Work instruction -
Search the records for the string "list", and show each line where it appears.

Extracted information -

-- Opening Marker --

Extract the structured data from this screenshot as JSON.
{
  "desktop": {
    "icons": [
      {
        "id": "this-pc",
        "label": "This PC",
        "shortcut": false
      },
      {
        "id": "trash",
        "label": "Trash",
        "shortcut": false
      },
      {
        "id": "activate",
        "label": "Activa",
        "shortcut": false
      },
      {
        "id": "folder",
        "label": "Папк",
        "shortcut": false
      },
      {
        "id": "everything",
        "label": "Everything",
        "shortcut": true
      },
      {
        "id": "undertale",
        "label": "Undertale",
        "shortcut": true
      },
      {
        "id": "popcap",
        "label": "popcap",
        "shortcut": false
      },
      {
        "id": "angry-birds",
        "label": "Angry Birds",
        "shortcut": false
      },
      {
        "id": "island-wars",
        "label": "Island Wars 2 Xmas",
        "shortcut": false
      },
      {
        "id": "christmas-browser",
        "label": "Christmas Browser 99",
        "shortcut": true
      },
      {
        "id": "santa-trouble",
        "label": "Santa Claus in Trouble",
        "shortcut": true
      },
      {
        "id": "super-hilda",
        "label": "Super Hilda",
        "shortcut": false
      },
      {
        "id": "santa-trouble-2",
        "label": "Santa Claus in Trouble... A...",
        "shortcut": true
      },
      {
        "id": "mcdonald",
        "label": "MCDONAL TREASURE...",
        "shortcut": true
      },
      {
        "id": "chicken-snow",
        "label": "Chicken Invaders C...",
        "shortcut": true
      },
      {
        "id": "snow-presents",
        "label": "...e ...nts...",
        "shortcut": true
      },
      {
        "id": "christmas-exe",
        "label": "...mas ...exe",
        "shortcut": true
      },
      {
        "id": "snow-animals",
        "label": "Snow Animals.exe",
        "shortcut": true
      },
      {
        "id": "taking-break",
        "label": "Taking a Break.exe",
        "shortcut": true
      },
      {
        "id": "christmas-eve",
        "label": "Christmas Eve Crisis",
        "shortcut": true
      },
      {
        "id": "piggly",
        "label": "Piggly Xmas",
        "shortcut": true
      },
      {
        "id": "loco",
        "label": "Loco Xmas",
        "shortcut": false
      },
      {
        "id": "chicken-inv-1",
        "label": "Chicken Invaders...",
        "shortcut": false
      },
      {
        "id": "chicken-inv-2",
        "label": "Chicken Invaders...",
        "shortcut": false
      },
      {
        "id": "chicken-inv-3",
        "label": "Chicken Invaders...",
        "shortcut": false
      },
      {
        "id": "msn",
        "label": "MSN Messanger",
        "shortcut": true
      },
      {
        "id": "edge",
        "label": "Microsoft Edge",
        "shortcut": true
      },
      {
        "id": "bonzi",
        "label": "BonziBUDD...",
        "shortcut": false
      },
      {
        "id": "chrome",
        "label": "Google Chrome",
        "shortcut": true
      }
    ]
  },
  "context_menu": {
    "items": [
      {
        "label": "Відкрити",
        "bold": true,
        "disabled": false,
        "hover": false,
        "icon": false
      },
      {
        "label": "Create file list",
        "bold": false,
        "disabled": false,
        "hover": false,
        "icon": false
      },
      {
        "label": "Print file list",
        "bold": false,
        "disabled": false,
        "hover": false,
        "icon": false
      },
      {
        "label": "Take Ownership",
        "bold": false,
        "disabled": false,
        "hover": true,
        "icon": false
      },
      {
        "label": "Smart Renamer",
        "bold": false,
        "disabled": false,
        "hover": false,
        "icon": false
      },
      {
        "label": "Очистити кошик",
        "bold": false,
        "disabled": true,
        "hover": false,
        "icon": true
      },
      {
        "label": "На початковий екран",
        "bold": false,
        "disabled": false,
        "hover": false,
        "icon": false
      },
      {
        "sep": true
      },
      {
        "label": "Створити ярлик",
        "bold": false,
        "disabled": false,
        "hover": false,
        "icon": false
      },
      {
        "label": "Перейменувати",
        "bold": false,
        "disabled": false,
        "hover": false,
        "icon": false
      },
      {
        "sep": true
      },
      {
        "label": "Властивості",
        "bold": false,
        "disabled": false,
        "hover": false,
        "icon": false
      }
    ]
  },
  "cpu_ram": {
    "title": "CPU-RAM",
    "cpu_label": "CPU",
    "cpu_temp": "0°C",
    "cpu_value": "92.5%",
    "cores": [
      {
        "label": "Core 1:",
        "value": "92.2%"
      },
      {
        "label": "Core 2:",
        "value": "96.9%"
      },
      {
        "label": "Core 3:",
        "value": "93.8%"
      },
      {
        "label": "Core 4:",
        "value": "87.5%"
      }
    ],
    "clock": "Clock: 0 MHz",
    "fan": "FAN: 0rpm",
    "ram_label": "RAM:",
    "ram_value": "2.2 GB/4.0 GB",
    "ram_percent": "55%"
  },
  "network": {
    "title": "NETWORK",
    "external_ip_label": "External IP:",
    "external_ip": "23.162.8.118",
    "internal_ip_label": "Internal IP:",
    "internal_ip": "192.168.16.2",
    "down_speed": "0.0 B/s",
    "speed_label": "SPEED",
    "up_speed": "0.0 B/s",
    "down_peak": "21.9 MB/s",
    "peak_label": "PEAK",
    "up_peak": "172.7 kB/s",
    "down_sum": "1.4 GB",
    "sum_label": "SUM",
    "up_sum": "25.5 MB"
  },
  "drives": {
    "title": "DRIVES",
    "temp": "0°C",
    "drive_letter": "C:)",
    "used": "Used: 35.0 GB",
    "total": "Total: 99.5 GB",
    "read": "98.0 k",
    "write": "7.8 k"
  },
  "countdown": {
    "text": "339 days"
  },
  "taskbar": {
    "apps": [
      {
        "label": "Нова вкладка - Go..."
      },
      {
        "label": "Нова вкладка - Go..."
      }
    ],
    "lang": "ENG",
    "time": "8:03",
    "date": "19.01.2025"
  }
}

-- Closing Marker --

Response to this exercise -
        "label": "Create file list",
        "label": "Print file list",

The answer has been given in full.